ArcelorMittal reported bumper profits driven by resurgent steel demand and ever-tightening trade protections in its biggest markets.
The world’s largest steelmaker reported its highest quarterly profit in seven years and said it expects global demand to grow faster than it previously expected.
For years, ArcelorMittal has been decrying unfair trade conditions in its key markets of Europe and the US But President Donald Trump’s tariffs have slammed the door shut on cheap imports, leading to the highest prices in years, and Europe is increasingly protecting its domestic producers.

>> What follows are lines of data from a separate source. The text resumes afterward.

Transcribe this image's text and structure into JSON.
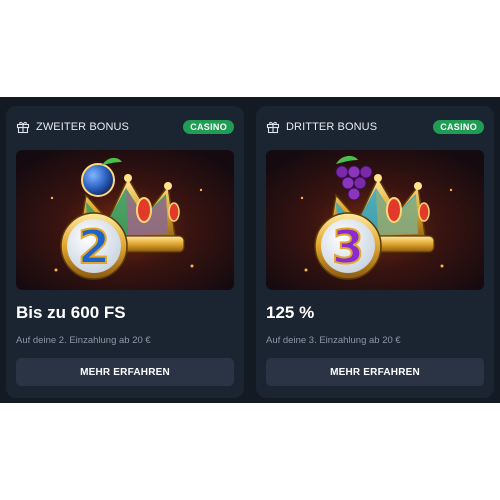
{
  "cards": [
    {
      "title": "ZWEITER BONUS",
      "badge": "CASINO",
      "headline": "Bis zu 600 FS",
      "subtext": "Auf deine 2. Einzahlung ab 20 €",
      "button": "MEHR ERFAHREN",
      "number": "2",
      "number_color": "#1e63c8",
      "fruit": "plum"
    },
    {
      "title": "DRITTER BONUS",
      "badge": "CASINO",
      "headline": "125 %",
      "subtext": "Auf deine 3. Einzahlung ab 20 €",
      "button": "MEHR ERFAHREN",
      "number": "3",
      "number_color": "#8a2bd0",
      "fruit": "grapes"
    }
  ],
  "colors": {
    "page_background": "#131a24",
    "card_background": "#1b2431",
    "badge_green": "#1f9d55",
    "button_background": "#2a3444",
    "subtext": "#8d97a8"
  },
  "icons": {
    "card_header": "gift-icon"
  }
}
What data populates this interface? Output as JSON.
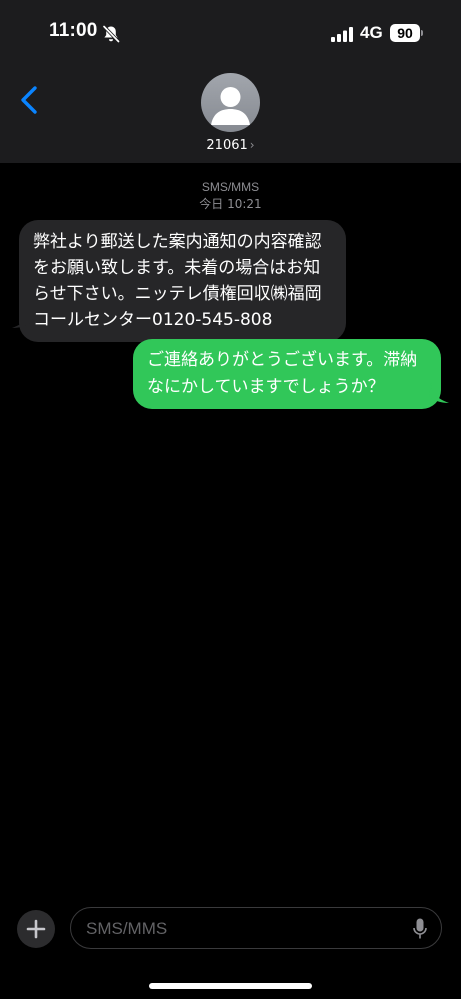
{
  "status_bar": {
    "time": "11:00",
    "network": "4G",
    "battery": "90"
  },
  "header": {
    "contact_name": "21061",
    "contact_chevron": "›"
  },
  "conversation": {
    "service_label": "SMS/MMS",
    "timestamp": "今日 10:21",
    "messages": [
      {
        "direction": "incoming",
        "text": "弊社より郵送した案内通知の内容確認をお願い致します。未着の場合はお知らせ下さい。ニッテレ債権回収㈱福岡コールセンター0120-545-808"
      },
      {
        "direction": "outgoing",
        "text": "ご連絡ありがとうございます。滞納なにかしていますでしょうか？"
      }
    ]
  },
  "input_bar": {
    "placeholder": "SMS/MMS"
  },
  "icons": {
    "back": "chevron-left-icon",
    "mute": "bell-slash-icon",
    "signal": "cellular-signal-icon",
    "add": "plus-icon",
    "dictation": "microphone-icon"
  },
  "colors": {
    "accent_blue": "#0a84ff",
    "outgoing_green": "#31c759",
    "incoming_gray": "#262628",
    "header_bg": "#1c1c1e",
    "background": "#000000"
  }
}
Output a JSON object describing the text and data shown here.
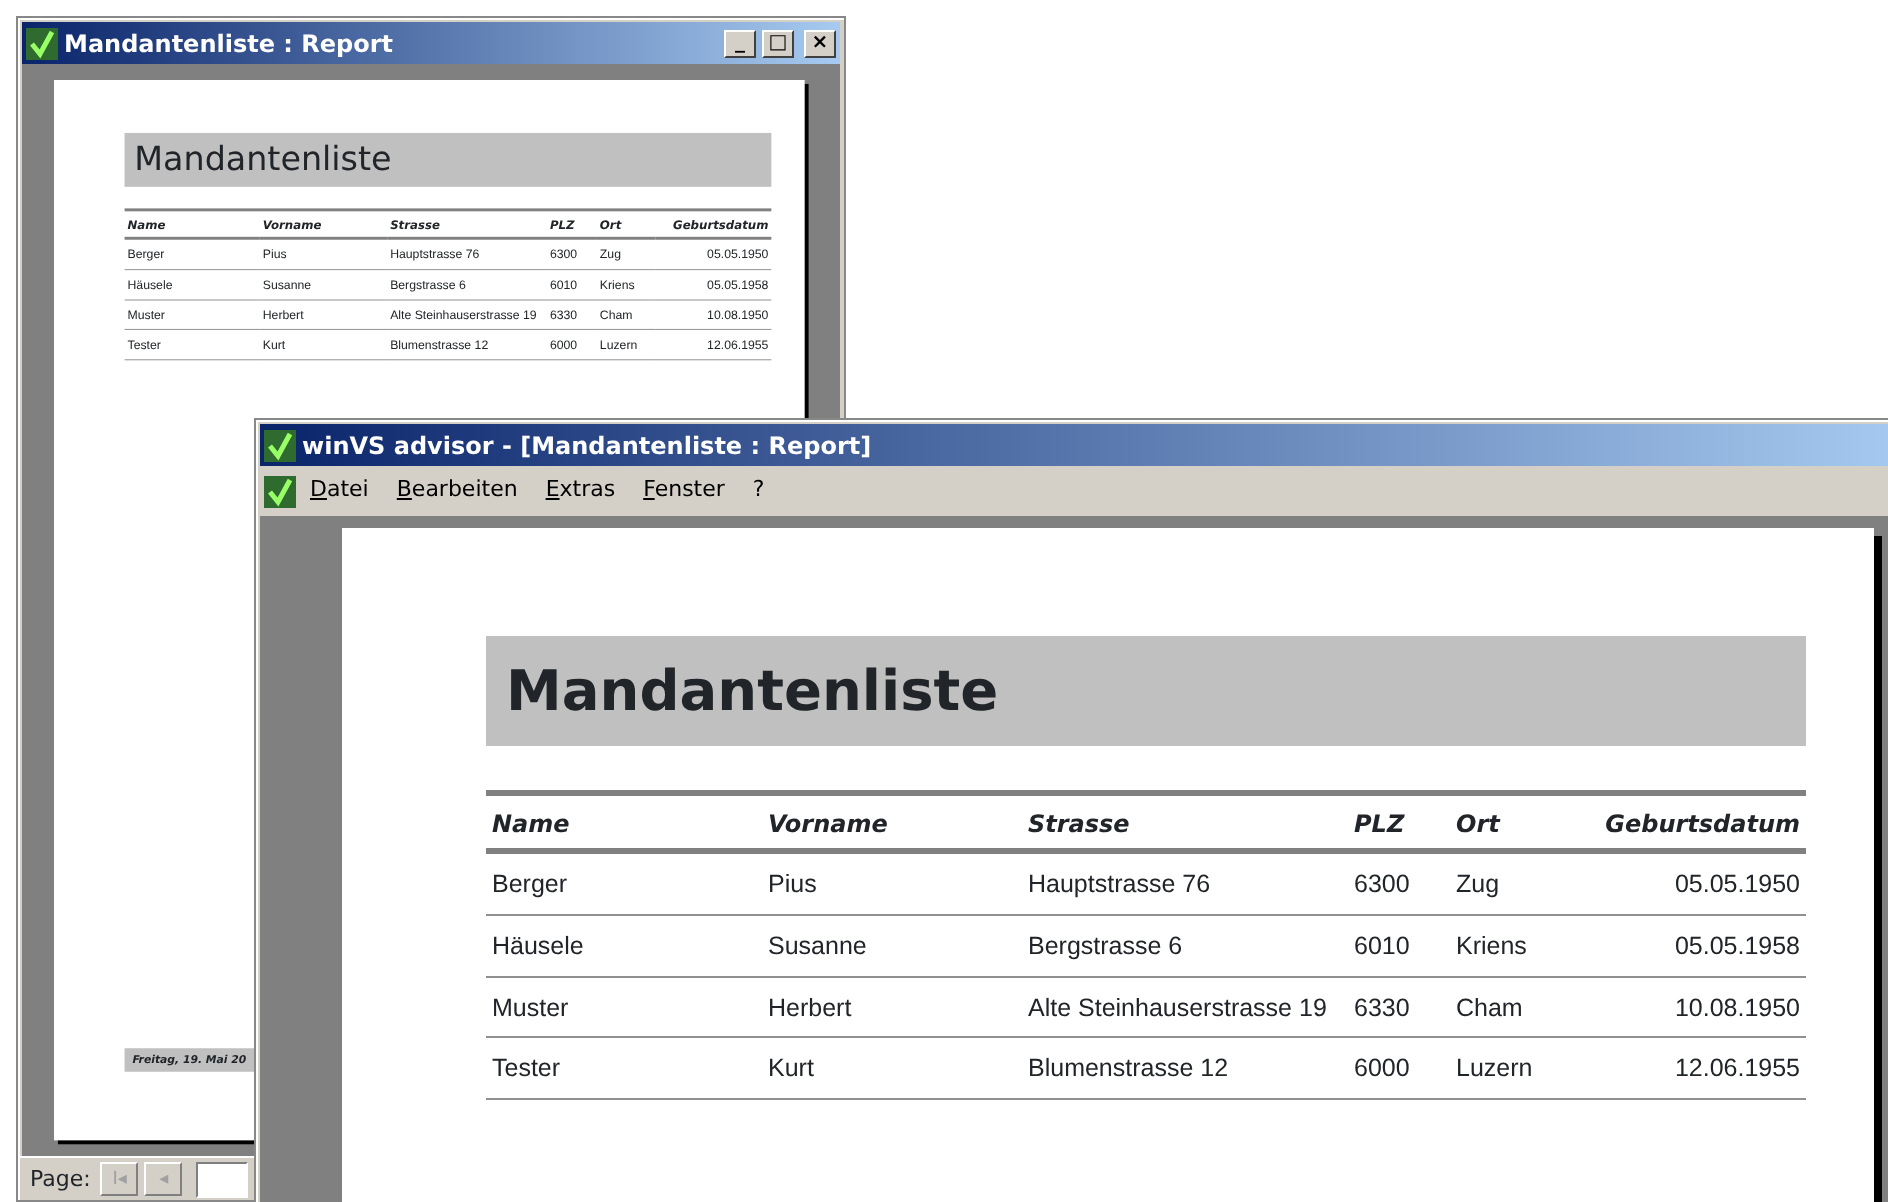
{
  "windows": [
    {
      "title": "Mandantenliste : Report",
      "controls": [
        "_",
        "□",
        "×"
      ],
      "report": {
        "title": "Mandantenliste",
        "columns": [
          "Name",
          "Vorname",
          "Strasse",
          "PLZ",
          "Ort",
          "Geburtsdatum"
        ],
        "rows": [
          [
            "Berger",
            "Pius",
            "Hauptstrasse 76",
            "6300",
            "Zug",
            "05.05.1950"
          ],
          [
            "Häusele",
            "Susanne",
            "Bergstrasse 6",
            "6010",
            "Kriens",
            "05.05.1958"
          ],
          [
            "Muster",
            "Herbert",
            "Alte Steinhauserstrasse 19",
            "6330",
            "Cham",
            "10.08.1950"
          ],
          [
            "Tester",
            "Kurt",
            "Blumenstrasse 12",
            "6000",
            "Luzern",
            "12.06.1955"
          ]
        ],
        "footer": "Freitag, 19. Mai 20"
      },
      "pager": {
        "label": "Page:",
        "buttons": [
          {
            "glyph": "I◂",
            "disabled": true
          },
          {
            "glyph": "◂",
            "disabled": true
          }
        ]
      }
    },
    {
      "title": "winVS advisor - [Mandantenliste : Report]",
      "menu": [
        "Datei",
        "Bearbeiten",
        "Extras",
        "Fenster",
        "?"
      ],
      "report": {
        "title": "Mandantenliste",
        "columns": [
          "Name",
          "Vorname",
          "Strasse",
          "PLZ",
          "Ort",
          "Geburtsdatum"
        ],
        "rows": [
          [
            "Berger",
            "Pius",
            "Hauptstrasse 76",
            "6300",
            "Zug",
            "05.05.1950"
          ],
          [
            "Häusele",
            "Susanne",
            "Bergstrasse 6",
            "6010",
            "Kriens",
            "05.05.1958"
          ],
          [
            "Muster",
            "Herbert",
            "Alte Steinhauserstrasse 19",
            "6330",
            "Cham",
            "10.08.1950"
          ],
          [
            "Tester",
            "Kurt",
            "Blumenstrasse 12",
            "6000",
            "Luzern",
            "12.06.1955"
          ]
        ]
      }
    }
  ]
}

At the same time, Chinese exports are falling and steel demand in almost every major market is forecast to rise this year.
“The outlook for the second half of the year is encouraging as we anticipate current favorable market conditions continuing,” Lakshmi Mittal, ArcelorMittal’s chief executive officer, said in a statement. “We believe improvements in underlying industry fundamentals are sustainable, although there is still more to be done to thoroughly address the issue of global overcapacity.”
ArcelorMittal increased its forecasts for steel demand, saying it expects global consumption to rise as much as 3% in 2018, up from its earlier forecast of as much as 2.5%. Demand in the US and Europe could grow as much as 3%, higher than its last forecast in May. It also upgraded its outlook for China.
That strong demand, along with Trump’s strategy of a 25% tariff on steel imports to the US, has driven up prices. ArcelorMittal reported big increases in its average selling price in both North America and Europe, and also shipped 1.8% more steel in the quarter.
The good macro news is being turned into profits. ArcelorMittal’s second-quarter earnings before interest, taxes, depreciation and amortization was $3.07 billion, up from $2.11 billion a year earlier. That exceeded the $2.94 billion average analyst estimate. Net income rose 41% to $1.87 billion.
ArcelorMittal is also looking to grow. The European Union has approved its 1.8 billion euro ($2.1 billion) bid for Italy’s Ilva SpA, Europe’s biggest steel plant. The company is also trying to buy Essar Steel India in India.
Still, the company is dealing with significant debt. Borrowings fell to $10.5 billion by the end of the first half, well short of its $6 billion goal. The company has said that it needs to reach debt targets before increasing dividends.
© 2018 Bloomberg L.P